Alliance for Downtown New York to Raise Minimum Wage for Entire Division of Uniformed Service Employees
The Alliance for Downtown New York today announced that all of the organization’s employees will receive a base wage of at least $15 an hour. As the city’s largest business improvement district, this policy change will impact a total of approximately 80 workers. George Miranda, President of Teamsters Joint Council 16; Michael Smith, President of Teamsters Local 810; and Denis Johnston, 32 BJ SEIU Vice President and Director of Security Division, joined Jessica Lappin, President of the Downtown Alliance, along with dozens of the organization’s uniformed public safety, sanitation and tourism service staff members. The announcement was made at the organization’s Lower Manhattan central operations facility.
The wage increase will be phased in over the next two and a half years, to be completed by end of 2018, and will impact both unionized and non-unionized employees. The schedule for phasing in the changes is in line with Governor Cuomo’s commitment to increase wages for fast food and State workers and with Mayor de Blasio’s commitment to increase wages for municipal workers. By end of year this year, all hourly wages will be raised to $12. At the end of 2017, they will increase to $13.50 and by the end of 2018, to $15.00.
“I’m incredibly proud that the Alliance is making the decision to increase the minimum wage to $15 an hour for all of our uniformed service employees,” said Downtown Alliance President Jessica Lappin. “These men and women dedicate themselves each and every day in service to Lower Manhattan. Today, we make sure their wages reflect the significance of their work and can better support themselves and their families.” Lappin added, “I want to note that the Alliance is in a unique position and doesn’t face many of the same challenges our colleagues in smaller BIDS face. However, we are able to take this step and are confident it is the right thing to do.”
"A $15 minimum wage will help lift families out of poverty and restore the promise of dignity and respect for hardworking New Yorkers,” said Governor Andrew M. Cuomo. “I commend the Alliance for Downtown NY for leading by example – and I urge all state lawmakers to follow their lead. It’s time for New York to pass a $15 minimum wage and lead the nation in the fight for fair pay.”
“Nothing does more to lift up working families, and our economy, than boosting wages,” said Mayor Bill de Blasio. “That’s why the City is guaranteeing a $15 minimum wage for all our employees. Now, the Downtown Alliance is setting an example that we hope employers across the city will follow – and that will continue to build momentum toward the State and federal action we need.”
George Miranda, Teamsters Joint Council 16 President, said, “Jessica Lappin and the Alliance for Downtown New York are showing that responsible employers will not wait for Albany to force them to raise wages.
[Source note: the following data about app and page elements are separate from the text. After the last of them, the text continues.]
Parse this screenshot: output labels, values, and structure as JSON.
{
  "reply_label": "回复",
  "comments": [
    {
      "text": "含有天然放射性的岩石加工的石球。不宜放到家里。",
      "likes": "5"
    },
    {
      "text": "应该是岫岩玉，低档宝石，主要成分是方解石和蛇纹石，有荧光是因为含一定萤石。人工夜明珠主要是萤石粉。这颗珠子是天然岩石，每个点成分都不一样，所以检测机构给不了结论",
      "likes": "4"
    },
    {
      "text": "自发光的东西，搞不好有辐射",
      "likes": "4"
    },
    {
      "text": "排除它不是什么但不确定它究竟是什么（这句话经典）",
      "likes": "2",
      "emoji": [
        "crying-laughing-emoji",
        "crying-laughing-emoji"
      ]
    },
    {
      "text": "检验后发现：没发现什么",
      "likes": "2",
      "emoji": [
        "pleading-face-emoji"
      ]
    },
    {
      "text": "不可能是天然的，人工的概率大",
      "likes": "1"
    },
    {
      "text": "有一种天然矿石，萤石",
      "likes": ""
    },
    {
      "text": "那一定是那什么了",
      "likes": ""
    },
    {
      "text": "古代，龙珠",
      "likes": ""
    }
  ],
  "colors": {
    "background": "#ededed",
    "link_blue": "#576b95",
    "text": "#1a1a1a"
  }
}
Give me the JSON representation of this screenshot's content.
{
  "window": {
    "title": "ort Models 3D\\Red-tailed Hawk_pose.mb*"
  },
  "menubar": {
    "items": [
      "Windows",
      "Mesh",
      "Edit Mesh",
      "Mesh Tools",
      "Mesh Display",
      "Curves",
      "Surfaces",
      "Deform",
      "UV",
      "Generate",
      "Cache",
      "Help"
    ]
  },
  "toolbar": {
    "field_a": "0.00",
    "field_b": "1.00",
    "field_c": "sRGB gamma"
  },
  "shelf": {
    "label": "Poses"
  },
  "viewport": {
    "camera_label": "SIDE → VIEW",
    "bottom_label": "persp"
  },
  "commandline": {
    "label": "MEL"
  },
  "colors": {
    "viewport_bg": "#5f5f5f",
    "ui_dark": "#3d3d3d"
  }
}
Teamsters Local 810 members at the Downtown Alliance have played a vital role in growing Downtown and they deserve a living wage. This is the kind of leadership we need, alongside advocacy from Governor Cuomo and Mayor de Blasio, as the $15 minimum wage moves forward in Albany.”
“The Fight for $15 has won public support in our city, our state and our country and working people are standing up and saying no one who works full time should live in poverty,” said 32BJ President Hector Figueroa. “The Downtown Alliance is taking the lead as an employer fighting against poverty wages. This will have a big impact on nearly 80 workers, many of whom are security officers and members of our union, who will now be able to better support themselves and their families. We encourage other Business Improvement Districts to follow their example.”
“This change will have a great impact on hard working people who commit themselves in service to Lower Manhattan, as well as to the families they support. We hope businesses citywide will follow the Alliance's lead as we continue our fight for fair wages,” said City Comptroller Scott Stringer.
In its first year, the change will impact 50 percent of the Alliance’s sanitation workforce. In years two and three of the phase in, it will impact 75 percent of its sanitation and 25 percent of its public safety workforce.